(Click on any picture to enlarge)
The second phase of our Nepal trip involved trekking from Pokhara up almost two thousand feet to the village of Dhampus where we stayed at the very comfortable Basanta Lodge. We flew from Kathmandu to Pokhara and since there was a three day strike going on in this country due to an altercation
between homeless and police we walked from the airport to our OAT office, luggage dragging behind. Since we were all going to trek anyway, this was just the beginning of this adventure.
We arrived at the office, received our instructions and guide and took a bus to our starting point for the uphill trek.
Uphill it was. We climbed stone stairs for three hours before reaching our lodge but it was a humbling experience to watch these women tote all luggage in this manner
and they were always well ahead of our group. It was a bit of a hazy day but the terraced hillsides were beautiful in their symmetry. We did stop at several points along the way to enjoy the view
and check our heart rates. We finally reached our lodge and all of us did breath a sigh of relief.
This was our trekking point for the next three days. The staff were all wonderful serving us breakfast in the garden at this long table
which overlooks the Annapurna Range and the 'Fishtail' peak or Macchapuchare. The gardens were lovely at the lodge.
Marigolds were still blooming and potted plants
were scattered about.
Annapurna South on the left and Fishtail or Macchapuchare on the right
The mornings were cool and some days cloudy. We were rewarded on this morning with the sunrise shining on the mountains.

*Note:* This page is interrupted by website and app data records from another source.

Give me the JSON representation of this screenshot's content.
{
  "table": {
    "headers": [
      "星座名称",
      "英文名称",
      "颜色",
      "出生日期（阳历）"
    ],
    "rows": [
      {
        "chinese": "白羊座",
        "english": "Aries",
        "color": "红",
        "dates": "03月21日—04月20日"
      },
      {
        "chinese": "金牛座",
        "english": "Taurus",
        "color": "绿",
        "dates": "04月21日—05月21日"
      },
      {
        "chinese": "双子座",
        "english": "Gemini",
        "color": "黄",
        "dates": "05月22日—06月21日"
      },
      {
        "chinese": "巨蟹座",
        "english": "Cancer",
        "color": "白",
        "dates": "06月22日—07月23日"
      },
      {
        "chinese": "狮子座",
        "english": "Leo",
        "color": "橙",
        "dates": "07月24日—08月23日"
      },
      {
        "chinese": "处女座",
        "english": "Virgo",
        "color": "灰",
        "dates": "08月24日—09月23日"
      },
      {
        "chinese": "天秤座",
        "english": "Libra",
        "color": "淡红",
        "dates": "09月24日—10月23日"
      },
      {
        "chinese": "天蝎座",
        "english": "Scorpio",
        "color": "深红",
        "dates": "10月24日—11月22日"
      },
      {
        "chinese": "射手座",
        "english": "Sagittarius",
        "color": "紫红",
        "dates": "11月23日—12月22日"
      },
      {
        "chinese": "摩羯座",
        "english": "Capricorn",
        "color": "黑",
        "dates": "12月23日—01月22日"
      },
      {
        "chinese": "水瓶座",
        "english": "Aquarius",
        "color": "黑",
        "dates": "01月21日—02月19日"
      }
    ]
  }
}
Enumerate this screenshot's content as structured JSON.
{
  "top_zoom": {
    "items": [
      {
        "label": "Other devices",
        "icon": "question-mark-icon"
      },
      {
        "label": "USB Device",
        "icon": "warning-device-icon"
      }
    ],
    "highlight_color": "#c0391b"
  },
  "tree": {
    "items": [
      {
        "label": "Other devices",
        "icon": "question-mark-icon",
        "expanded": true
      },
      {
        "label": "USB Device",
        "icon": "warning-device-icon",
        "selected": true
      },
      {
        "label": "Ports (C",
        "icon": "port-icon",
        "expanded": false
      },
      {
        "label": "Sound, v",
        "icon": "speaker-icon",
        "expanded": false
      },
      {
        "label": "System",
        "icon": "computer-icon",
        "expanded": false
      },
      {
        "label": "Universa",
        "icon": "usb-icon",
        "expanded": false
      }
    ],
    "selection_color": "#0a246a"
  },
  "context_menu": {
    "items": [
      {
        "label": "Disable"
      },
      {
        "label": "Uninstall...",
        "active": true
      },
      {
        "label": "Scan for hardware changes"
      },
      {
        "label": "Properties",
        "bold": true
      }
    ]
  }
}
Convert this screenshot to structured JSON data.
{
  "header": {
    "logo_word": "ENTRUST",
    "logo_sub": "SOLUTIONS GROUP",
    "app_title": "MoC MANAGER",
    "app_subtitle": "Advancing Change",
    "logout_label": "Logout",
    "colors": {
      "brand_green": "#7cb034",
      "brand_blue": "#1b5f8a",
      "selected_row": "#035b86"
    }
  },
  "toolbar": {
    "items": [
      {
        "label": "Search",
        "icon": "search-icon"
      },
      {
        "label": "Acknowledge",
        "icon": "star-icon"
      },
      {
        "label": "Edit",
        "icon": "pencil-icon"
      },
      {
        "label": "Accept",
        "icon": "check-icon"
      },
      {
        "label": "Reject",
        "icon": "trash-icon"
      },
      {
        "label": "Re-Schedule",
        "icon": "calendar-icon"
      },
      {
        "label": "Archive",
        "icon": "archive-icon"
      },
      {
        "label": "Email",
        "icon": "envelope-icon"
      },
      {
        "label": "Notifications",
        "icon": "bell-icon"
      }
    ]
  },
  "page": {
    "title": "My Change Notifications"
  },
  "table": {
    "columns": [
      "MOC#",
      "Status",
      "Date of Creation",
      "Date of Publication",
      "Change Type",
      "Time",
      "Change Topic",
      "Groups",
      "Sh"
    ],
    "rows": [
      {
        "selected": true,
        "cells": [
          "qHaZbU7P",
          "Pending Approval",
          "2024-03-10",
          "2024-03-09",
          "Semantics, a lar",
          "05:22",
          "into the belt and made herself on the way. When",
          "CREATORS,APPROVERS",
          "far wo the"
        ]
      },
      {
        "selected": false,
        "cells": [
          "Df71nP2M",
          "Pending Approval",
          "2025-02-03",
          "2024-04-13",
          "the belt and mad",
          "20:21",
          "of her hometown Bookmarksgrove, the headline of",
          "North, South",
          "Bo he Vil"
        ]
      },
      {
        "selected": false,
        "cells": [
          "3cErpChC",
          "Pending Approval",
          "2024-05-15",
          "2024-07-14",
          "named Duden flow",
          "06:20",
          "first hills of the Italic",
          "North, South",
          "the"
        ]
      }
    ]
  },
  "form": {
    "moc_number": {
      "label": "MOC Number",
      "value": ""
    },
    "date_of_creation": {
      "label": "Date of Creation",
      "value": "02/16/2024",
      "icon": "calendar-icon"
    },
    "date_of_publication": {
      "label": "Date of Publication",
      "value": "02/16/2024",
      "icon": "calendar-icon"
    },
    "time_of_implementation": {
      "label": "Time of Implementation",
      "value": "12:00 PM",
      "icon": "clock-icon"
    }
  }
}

Tea was also served here in the afternoon along with conversation with our fellow trekkers. The evening comes quickly to the mountains and the lodge welcomed us for cocktails
and more discussion led by our OAT group leader, Amit below on the right.
The days were filled with morning treks with lunch along the way. We did have to make way for goats on occasion.
We would return to our lodge in the afternoon to enjoy the views and speak with the local people. The stonework is beautiful in the mountains.
There are walls and paths and steps everywhere.
These steps were built right into the wall and serve to restrict access keeping the animals in the fields. The paths are worn smooth in many places from use. This set of stairs and the courtyard below
are a perfect complement
to the views beyond.
Small towns are colorful
and vegetable gardens are visible everywhere.
We had fresh greens to eat at just about every meal with spinach, mustard and cauliflower growing in abundance. Millet is a popular crop
and the stalks are fed to the livestock while the seed is cleaned and culled for daily meals. One of the best features of any trip has to be meeting the local people and the children. It is a privilege to be able to experience a small part of daily life. This picture is of our porters sitting on the lawn at the Basanta lodge.
This woman's caress of her child has a sweet gentleness which is evident.
These children were scampering around the mountain. This man is showing us the Nepali version of a raincoat.
Lightweight and effective. He had invited us into his impeccably clean home. The dishes and plates were shining in the dim light.
The ceilings are quite low and there is an upstairs which contains baskets of rice and millet
while corn is stored in the rafters. A row of enviable copper pots
lined the shelfs on the first floor.
This child is enjoying watching our group pass by his balcony. We left the Basanta Lodge early in the morning to hike back to the base and continue on to visit Pokhara for a couple of days. Our group posed in front of the mountains for the last time. This place is one not to be missed.